[Provided records Boundary: Start]

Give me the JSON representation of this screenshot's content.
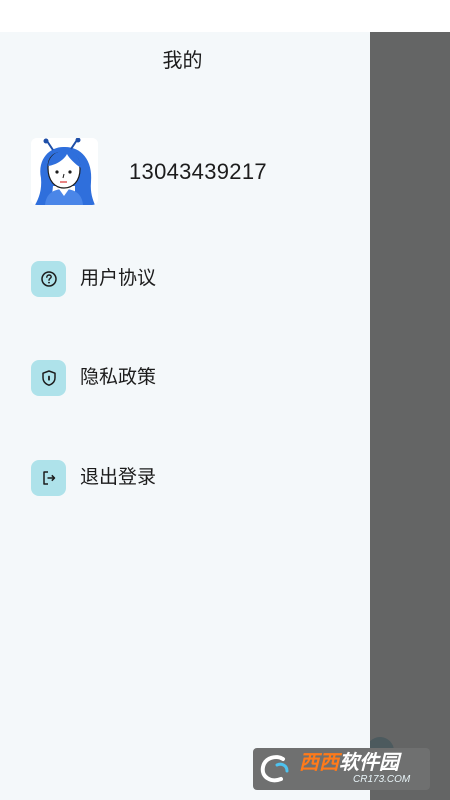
{
  "drawer": {
    "title": "我的",
    "user": {
      "phone": "13043439217"
    },
    "menu": [
      {
        "label": "用户协议",
        "icon": "question-circle-icon"
      },
      {
        "label": "隐私政策",
        "icon": "shield-lock-icon"
      },
      {
        "label": "退出登录",
        "icon": "logout-icon"
      }
    ]
  },
  "watermark": {
    "text_a": "西西",
    "text_b": "软件园",
    "sub": "CR173.COM"
  },
  "colors": {
    "drawer_bg": "#f4f8fa",
    "icon_bg": "#aee2ea",
    "scrim": "#646565",
    "text": "#1c1c1c"
  }
}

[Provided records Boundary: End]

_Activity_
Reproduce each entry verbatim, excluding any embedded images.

_Output for this exercise_
Give me the JSON representation of this screenshot's content.
{
  "drawer": {
    "title": "我的",
    "user": {
      "phone": "13043439217"
    },
    "menu": [
      {
        "label": "用户协议",
        "icon": "question-circle-icon"
      },
      {
        "label": "隐私政策",
        "icon": "shield-lock-icon"
      },
      {
        "label": "退出登录",
        "icon": "logout-icon"
      }
    ]
  },
  "watermark": {
    "text_a": "西西",
    "text_b": "软件园",
    "sub": "CR173.COM"
  },
  "colors": {
    "drawer_bg": "#f4f8fa",
    "icon_bg": "#aee2ea",
    "scrim": "#646565",
    "text": "#1c1c1c"
  }
}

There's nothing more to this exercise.